**WHAT IS EXPECTED**
The word "number" occurs in some lines of the data. Return each such line.

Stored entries
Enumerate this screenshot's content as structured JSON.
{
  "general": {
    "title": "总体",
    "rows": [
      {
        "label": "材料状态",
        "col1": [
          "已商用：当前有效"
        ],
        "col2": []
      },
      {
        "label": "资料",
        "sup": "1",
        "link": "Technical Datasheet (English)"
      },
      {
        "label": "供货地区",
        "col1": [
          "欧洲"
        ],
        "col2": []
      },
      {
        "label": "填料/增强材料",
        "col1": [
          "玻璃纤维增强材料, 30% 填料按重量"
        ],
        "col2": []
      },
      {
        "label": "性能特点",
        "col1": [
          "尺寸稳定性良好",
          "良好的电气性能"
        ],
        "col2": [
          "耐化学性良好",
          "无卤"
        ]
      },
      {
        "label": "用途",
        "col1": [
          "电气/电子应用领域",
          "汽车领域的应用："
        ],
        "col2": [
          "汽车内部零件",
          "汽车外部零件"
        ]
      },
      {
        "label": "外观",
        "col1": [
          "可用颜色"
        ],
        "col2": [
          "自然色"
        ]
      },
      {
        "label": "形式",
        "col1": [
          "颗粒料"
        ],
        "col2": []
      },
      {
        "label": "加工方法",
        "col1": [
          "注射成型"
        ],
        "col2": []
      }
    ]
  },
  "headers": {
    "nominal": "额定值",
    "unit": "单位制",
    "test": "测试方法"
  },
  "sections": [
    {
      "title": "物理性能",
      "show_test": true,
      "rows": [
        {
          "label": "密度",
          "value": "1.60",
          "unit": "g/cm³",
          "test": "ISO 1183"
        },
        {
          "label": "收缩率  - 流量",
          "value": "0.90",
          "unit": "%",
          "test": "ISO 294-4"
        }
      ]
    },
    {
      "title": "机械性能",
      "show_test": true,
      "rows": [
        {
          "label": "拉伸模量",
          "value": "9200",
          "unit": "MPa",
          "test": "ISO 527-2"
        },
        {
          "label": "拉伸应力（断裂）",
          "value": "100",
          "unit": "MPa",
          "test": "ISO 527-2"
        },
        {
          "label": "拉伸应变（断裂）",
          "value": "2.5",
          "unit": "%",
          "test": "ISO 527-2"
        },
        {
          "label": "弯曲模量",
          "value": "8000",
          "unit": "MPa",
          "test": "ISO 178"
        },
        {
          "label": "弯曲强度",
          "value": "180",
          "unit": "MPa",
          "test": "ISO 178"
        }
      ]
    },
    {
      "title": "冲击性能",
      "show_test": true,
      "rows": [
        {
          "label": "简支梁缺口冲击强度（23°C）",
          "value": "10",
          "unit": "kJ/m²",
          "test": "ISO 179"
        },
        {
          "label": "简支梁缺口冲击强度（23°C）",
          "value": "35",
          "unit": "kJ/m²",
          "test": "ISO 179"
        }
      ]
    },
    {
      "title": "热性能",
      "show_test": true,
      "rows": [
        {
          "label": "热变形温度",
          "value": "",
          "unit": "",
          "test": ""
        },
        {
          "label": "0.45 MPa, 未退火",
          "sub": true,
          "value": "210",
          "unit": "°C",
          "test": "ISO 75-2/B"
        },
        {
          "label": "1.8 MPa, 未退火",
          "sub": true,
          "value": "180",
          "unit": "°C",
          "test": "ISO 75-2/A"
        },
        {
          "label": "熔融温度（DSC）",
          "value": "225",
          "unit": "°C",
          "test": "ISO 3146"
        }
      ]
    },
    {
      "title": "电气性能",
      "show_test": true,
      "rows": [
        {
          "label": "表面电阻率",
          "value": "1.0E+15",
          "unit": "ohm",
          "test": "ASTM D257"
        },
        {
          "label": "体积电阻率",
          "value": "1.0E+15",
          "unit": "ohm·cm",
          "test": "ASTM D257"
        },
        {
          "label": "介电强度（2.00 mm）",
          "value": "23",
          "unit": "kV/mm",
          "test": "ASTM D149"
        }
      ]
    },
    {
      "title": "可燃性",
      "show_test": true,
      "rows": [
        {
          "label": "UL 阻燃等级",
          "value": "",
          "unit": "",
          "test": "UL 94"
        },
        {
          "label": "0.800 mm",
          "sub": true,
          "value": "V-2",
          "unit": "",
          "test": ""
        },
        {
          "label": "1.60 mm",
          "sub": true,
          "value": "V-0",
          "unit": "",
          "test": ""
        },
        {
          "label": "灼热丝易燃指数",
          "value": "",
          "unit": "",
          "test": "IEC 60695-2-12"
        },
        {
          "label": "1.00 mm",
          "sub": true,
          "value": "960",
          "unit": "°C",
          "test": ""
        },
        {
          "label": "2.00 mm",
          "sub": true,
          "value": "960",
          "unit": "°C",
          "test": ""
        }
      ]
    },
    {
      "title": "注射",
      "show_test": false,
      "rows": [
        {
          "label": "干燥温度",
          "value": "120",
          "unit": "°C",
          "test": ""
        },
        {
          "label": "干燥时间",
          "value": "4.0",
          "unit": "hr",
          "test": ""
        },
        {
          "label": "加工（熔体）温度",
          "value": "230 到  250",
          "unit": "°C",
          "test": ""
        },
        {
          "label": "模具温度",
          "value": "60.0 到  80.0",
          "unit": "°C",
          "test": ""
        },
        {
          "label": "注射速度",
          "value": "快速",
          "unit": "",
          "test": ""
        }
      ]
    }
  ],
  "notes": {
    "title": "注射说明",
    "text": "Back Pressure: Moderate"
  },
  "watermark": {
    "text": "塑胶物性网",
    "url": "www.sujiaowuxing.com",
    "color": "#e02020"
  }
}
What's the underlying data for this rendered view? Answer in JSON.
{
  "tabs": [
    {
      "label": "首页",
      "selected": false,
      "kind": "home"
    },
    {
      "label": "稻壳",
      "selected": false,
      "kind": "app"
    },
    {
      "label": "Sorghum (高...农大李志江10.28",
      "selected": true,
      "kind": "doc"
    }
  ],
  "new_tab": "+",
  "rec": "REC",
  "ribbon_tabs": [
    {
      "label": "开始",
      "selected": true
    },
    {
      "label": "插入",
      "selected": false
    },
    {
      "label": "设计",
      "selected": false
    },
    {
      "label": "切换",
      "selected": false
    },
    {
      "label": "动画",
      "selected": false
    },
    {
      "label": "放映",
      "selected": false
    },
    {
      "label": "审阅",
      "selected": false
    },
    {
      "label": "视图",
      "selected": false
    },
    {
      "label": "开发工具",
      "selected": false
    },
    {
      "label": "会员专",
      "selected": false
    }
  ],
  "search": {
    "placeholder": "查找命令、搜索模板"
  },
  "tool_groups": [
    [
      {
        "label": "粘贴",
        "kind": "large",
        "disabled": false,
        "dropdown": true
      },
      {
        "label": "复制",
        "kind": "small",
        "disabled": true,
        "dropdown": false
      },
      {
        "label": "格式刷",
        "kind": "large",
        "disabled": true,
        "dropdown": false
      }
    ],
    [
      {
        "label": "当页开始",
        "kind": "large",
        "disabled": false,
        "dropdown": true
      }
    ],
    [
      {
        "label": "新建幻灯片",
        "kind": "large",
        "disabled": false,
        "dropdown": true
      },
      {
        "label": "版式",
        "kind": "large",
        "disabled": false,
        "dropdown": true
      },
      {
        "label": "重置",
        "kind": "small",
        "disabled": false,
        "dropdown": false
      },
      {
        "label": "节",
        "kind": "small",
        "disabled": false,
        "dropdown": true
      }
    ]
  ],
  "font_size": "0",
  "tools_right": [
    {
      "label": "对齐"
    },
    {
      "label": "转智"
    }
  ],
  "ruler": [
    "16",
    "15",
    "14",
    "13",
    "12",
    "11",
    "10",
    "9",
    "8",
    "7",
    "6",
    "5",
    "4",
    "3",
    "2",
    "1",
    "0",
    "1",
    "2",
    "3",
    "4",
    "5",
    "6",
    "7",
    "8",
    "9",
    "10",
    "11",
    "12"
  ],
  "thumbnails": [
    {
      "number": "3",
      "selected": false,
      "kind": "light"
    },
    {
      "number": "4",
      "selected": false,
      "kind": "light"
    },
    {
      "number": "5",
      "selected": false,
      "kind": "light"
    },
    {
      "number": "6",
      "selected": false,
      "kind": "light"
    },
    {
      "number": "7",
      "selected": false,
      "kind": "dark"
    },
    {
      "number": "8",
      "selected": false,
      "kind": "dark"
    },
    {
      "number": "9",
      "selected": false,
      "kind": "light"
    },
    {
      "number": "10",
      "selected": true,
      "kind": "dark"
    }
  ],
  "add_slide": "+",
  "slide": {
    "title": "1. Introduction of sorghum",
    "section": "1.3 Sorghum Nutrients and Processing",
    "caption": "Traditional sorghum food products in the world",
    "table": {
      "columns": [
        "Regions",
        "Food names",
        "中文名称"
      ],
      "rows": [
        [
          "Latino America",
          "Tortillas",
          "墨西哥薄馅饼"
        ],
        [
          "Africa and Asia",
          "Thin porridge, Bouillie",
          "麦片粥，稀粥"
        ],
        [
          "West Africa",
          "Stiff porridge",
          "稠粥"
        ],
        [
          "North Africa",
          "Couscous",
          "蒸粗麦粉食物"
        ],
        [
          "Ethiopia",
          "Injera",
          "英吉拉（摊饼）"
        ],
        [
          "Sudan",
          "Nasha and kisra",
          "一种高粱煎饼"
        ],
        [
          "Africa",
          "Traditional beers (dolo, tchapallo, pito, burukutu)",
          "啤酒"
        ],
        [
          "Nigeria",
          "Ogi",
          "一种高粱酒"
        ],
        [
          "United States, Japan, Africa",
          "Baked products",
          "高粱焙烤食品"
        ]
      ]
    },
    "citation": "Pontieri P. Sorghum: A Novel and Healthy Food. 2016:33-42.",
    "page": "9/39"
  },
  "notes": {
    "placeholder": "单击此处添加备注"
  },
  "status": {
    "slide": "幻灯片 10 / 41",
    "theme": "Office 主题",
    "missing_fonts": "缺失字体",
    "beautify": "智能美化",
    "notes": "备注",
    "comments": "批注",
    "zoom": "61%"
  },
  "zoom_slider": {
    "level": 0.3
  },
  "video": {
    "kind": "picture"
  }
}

**RESULT OF THE EXERCISE**
      "number": "3",
      "number": "4",
      "number": "5",
      "number": "6",
      "number": "7",
      "number": "8",
      "number": "9",
      "number": "10",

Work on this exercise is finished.